Material for this task:
___

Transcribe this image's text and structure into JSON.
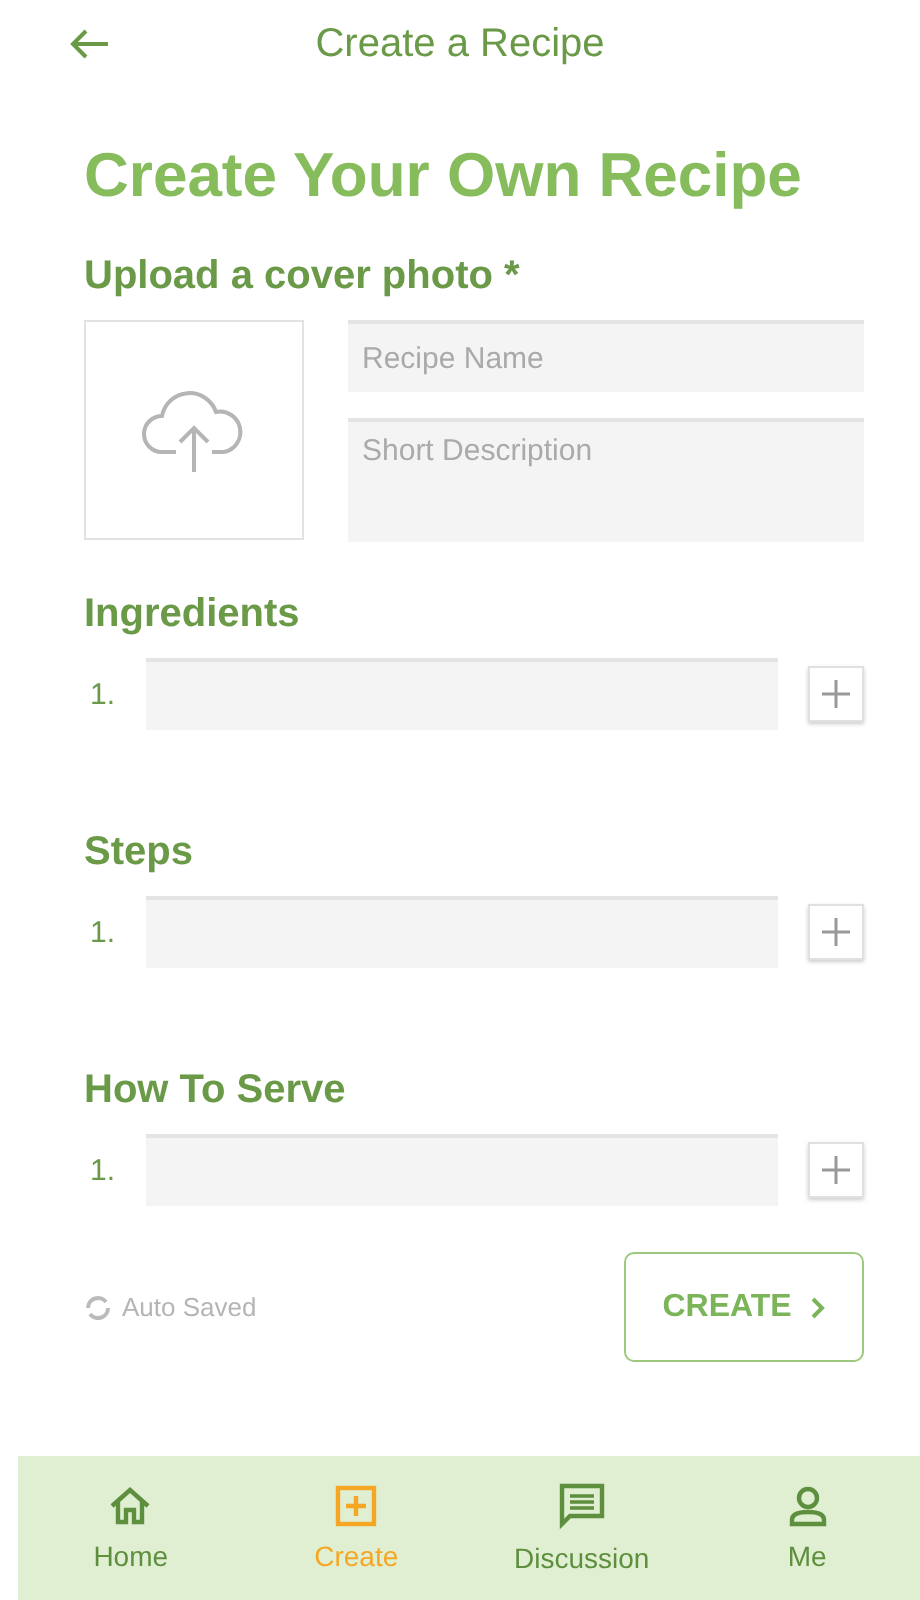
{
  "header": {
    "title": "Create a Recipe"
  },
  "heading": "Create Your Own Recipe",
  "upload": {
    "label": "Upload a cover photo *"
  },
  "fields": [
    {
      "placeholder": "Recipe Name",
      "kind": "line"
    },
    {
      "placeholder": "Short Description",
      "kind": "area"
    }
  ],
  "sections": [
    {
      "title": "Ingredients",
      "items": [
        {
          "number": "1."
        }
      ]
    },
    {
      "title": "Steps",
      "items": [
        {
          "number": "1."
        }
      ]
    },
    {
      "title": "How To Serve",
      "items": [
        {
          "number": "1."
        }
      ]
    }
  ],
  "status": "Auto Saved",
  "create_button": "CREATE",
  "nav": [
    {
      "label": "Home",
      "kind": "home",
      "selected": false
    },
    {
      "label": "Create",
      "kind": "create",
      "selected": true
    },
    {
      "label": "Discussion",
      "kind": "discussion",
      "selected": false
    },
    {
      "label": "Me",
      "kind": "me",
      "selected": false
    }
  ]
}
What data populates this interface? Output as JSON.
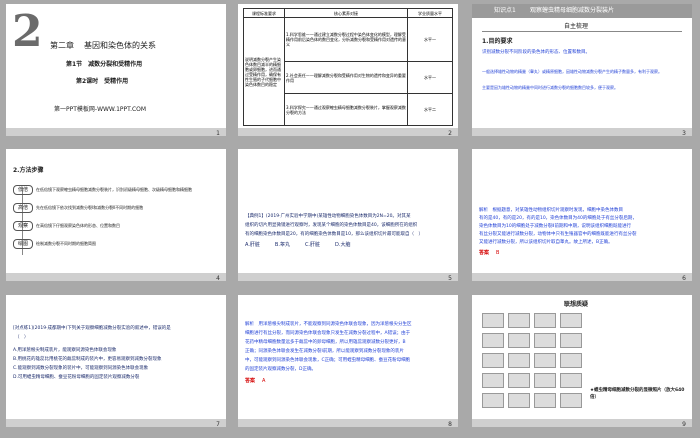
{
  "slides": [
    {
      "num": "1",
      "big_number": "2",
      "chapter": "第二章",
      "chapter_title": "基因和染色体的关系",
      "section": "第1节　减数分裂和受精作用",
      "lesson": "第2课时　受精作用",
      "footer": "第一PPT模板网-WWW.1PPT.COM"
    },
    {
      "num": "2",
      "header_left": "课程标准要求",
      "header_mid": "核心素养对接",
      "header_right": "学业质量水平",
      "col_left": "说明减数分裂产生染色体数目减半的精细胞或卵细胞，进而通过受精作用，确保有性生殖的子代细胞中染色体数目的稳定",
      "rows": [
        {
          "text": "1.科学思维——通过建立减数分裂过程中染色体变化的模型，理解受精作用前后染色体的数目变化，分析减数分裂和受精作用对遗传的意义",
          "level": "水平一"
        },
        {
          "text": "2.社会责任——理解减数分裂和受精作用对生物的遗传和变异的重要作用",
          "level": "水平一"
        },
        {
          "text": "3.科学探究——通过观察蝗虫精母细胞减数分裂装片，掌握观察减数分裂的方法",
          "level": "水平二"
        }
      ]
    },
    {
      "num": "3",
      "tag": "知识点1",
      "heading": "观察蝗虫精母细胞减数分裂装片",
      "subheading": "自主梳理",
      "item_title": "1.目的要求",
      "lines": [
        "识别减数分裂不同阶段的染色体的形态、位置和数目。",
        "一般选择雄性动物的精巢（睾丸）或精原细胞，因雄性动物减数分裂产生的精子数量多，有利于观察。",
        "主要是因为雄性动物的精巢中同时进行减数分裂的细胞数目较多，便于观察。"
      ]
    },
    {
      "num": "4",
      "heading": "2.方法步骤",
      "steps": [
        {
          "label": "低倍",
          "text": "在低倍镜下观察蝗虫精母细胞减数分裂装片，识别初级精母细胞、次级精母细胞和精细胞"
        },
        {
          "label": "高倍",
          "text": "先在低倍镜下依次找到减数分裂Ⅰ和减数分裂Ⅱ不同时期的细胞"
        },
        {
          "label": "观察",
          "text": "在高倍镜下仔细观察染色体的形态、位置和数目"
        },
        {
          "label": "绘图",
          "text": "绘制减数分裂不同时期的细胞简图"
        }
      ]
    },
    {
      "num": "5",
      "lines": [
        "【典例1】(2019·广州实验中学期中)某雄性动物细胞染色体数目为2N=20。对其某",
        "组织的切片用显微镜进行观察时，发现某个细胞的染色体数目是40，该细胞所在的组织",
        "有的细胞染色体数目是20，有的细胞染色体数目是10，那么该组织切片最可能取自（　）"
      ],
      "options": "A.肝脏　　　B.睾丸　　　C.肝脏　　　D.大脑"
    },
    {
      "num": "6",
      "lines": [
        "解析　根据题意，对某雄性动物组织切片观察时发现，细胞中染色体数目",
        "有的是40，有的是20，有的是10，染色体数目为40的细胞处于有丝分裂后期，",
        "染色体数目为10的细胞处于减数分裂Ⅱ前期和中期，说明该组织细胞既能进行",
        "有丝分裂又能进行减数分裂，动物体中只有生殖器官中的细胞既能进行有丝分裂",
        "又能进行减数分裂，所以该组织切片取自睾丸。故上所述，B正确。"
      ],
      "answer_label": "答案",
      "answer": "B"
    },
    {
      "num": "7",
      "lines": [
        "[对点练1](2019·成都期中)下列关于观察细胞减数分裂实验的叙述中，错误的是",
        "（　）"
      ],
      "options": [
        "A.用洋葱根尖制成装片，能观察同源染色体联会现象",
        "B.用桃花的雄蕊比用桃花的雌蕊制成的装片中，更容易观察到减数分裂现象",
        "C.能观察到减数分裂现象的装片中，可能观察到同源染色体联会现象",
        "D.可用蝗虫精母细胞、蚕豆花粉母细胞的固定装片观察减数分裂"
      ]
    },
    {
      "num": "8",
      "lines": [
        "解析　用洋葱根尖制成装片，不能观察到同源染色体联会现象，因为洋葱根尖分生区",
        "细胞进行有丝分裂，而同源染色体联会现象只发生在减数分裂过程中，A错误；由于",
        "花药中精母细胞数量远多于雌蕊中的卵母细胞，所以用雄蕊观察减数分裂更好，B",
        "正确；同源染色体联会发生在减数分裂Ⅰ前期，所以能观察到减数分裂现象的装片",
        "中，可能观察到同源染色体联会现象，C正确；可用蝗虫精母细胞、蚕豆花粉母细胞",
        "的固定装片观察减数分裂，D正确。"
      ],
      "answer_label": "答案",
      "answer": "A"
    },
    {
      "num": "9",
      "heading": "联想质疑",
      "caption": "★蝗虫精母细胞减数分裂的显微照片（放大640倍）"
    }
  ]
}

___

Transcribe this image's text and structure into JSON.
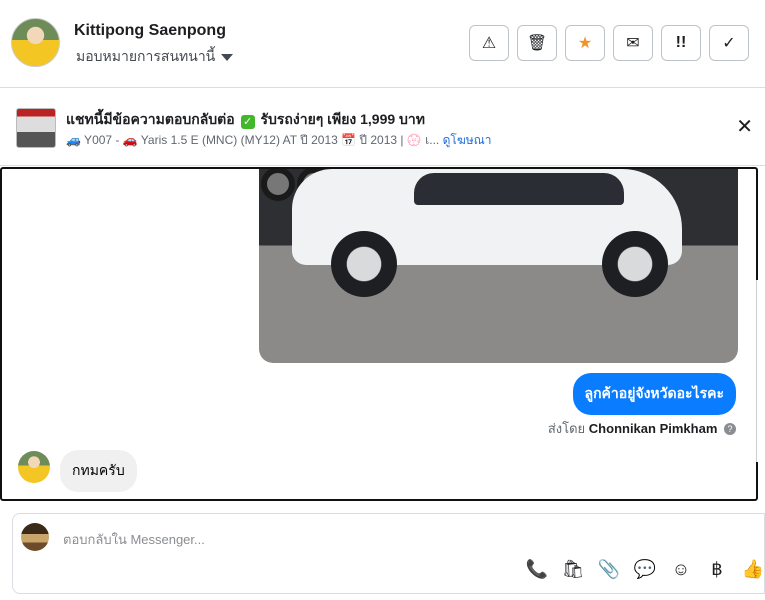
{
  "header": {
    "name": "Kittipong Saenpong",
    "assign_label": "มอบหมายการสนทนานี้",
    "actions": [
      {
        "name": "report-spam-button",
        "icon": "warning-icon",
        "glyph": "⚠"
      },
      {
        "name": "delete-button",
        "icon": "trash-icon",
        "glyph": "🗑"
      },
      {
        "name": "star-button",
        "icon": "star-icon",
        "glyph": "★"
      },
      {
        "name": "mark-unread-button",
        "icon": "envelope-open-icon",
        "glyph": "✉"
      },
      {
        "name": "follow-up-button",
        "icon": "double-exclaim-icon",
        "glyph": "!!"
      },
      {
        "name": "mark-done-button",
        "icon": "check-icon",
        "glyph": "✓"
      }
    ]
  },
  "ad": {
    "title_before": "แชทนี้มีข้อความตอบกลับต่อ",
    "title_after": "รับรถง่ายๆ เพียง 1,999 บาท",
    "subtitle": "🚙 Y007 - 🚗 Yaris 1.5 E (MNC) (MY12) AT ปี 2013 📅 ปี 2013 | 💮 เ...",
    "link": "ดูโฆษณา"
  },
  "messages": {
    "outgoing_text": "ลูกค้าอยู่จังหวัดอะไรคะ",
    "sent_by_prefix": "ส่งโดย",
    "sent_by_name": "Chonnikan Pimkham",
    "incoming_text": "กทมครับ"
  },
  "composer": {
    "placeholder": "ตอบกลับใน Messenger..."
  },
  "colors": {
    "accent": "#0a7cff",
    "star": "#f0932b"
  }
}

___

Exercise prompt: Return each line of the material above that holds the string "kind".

Task answer:
      "kind": "line"
      "kind": "area"
      "kind": "home",
      "kind": "create",
      "kind": "discussion",
      "kind": "me",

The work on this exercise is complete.